The Phillies thought enough of C.J. Henry that they wanted him included in the Bobby Abreu deal with the Yankees and the Yankees thought enough of him that they weren't enamored at the thought of including him. In the end, Henry came to the Phillies and has worked to fit his way into the organization. This season though, he's going to be adjusting to another change when he moves to third base. The move started in the Florida Instructional League and the Phillies believe that it may help Henry to find a spot where he'll fit better defensively and possibly find a new home.
One of the biggest question marks surrounding Henry is where his power has gone. The Yankees thought he would develop into a power hitter and in fact, just a year ago, PinstripesPlus.com listed Henry as the third best power prospect in the Yankees' organization.
C.J. Henry's career stats
|'05 GCL Yankees||3||17||.249||48||181||32||45||9||3||17||17||39||.333|
|'06 Charleston (A)||2||33||.240||77||275||35||66||19||3||14||32||86||.330|
Acquired: Drafted by the Yankees in the first round (17th overall pick) of the 2005 Draft. Was traded to the Phillies along with Carlos Monasterios, Jesus Sanchez and Matt Smith for Bobby Abreu and Cory Lidle.
Batting and Power: As mentioned, Henry is supposed to be a power-hitting infielder, but hasn't shown the power that has been expected of him. "Henry has the power potential to be an annual 20+ home run hitter at the minor league level and his power potential at the Major League level has many scouts comparing him to many of the elite players in the game," wrote PinstripesPlus.com in March of last year. One concern is that Henry hasn't developed the muscle mass that many thought he would and is still sort of lanky at 6' 3" and 205 pounds. Otherwise, Henry has been average at the plate and the Phillies worked with him on improving his plate discipline and knowledge of the strike zone. He can do much better in most facets of his offense.
Baserunning and Speed: Henry has impressive speed and the potential to steal 30 or more bases per season. The only thing holding him back is that he hasn't gotten on base enough to take advantage of his speed. His 80% success rate in stolen bases is a testament to both his natural speed and his knowledge on how to steal bases, something that a lot of young players simply don't get.
Defense: Ouch! Henry was barely able to handle himself at shortstop and lacks the range and instincts to play at short.

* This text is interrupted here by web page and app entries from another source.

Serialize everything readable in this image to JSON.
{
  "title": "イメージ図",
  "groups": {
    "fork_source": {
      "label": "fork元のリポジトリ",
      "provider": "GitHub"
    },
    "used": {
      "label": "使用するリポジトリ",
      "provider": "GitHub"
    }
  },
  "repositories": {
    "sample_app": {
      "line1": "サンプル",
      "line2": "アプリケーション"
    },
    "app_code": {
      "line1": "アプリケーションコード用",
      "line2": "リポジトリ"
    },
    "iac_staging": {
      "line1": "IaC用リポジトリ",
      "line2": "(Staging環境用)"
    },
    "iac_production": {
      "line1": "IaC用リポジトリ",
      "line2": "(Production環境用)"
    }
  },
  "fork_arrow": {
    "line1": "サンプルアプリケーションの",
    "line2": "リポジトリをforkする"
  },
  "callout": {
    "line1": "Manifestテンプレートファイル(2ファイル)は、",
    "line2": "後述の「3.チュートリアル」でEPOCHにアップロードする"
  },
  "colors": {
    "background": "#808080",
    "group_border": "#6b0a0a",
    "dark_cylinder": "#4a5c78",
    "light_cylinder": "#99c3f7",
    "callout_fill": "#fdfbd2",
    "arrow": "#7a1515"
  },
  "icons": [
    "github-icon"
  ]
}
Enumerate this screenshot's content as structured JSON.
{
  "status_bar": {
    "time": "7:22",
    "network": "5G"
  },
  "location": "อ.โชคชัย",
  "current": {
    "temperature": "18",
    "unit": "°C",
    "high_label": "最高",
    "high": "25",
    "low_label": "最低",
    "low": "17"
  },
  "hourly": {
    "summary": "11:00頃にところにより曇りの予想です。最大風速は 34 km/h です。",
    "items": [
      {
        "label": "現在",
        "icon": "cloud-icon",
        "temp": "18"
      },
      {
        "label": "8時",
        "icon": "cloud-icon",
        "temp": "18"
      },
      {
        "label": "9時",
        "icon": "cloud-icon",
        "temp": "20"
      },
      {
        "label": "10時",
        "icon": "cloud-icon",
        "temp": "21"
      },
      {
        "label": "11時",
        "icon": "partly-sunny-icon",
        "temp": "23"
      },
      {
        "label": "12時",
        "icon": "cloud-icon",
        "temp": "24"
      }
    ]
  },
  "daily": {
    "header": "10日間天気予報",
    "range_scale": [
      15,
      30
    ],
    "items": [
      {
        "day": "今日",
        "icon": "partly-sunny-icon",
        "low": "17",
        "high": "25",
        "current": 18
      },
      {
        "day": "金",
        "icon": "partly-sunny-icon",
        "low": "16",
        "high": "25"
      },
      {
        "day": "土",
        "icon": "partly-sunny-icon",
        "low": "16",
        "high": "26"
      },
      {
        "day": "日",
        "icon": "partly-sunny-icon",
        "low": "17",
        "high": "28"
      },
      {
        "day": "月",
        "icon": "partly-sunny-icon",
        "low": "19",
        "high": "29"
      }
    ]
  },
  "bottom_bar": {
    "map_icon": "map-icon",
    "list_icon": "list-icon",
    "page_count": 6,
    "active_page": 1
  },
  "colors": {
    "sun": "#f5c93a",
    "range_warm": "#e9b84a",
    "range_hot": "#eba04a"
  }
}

Moving him out of the position was pretty much a necessity and the Phillies are hoping that he can handle the duties at third base. His reactions are just average and he'll need to improve on his mechanics to put himself in a better position to make plays from third base. It's not out of the question that the Phillies could consider yet another move to the outfield at some point down the road. They would like to keep him on the infield, but it remains to be seen how patient they'll be with that plan.
Projection: The jury really is still out on C.J. Henry. There is a lot to work on, but keep in mind that the Yankees drafted him out of high school and he is still just 20 years old. As a young player, he's had a lot of adjustments to make and a lot of things to adapt to and it takes some young players some time to simply fit in and find themselves. Don't give up on this kid just yet. It's going to be interesting to see whether the Phillies push him along to Clearwater or keep him at Lakewood, but it's likely that he'll start out at Clearwater. Look for Henry to start to show that he was a big part of the Bobby Abreu deal and that both the Yankees and Phillies weren't wrong about him.